There's an interesting article over at The Escapist on the rights of players in virtual worlds — covering a myriad of issues (recourse for theft, ownership of items, DRM, etc) on a global scale, Erin Hoffman has a nice look at some of the issues that have been rearing their ugly heads and what players, companies, and even governments are doing about it. Whatever the resolution ends up being, 'virtual' rights are an increasing problem for parties on all sides of the issue(s) at stake:

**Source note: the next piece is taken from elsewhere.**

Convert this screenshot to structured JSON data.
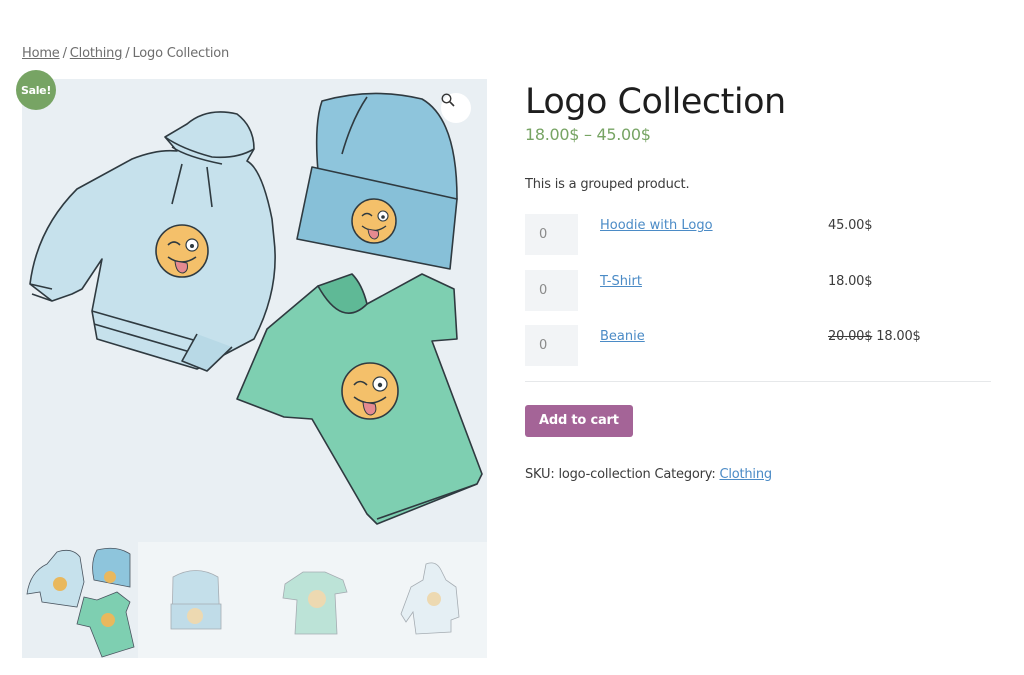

But as the concept of ownership becomes hazier - and companies more insistent on maintaining it by punishing their paying customers in the process - so are end-user rights more worthy of attention as a mass expression of consumer desire. A clickwrap agreement cannot supersede the basic tenets of property ownership. The tighter DRM grasps, the more legitimate customers will turn to piracy or other means of subverting oppressive license agreements. And the further DRM reaches into a consumer's fair use of a purchased product, the more likely a judge is to support the end-user and not the software company. What's clear in all of this - in a field that is about as clear as pea soup - is that these issues aren't going away. Whether interpreted as a manifestation of player desires, or inalienable rights that form the bedrock of our online pursuit of happiness, these impassioned assertions are proof that games (and gamers) are evolving in fascinating ways. The declaration of rights has never been without conflict in human history. Games are no exception - and the stakes might be higher than you think.

I'm no lawyer, but this is one area I do follow pretty regularly — court cases are popping up ever more frequently, and some recent, high profile DRM blunders have been splashed everywhere. I think it's going to be quite some time before any of this gets ironed out to the satisfaction of players and companies, but it will make for an interesting ride in the meantime. We the Gamers [Escapist]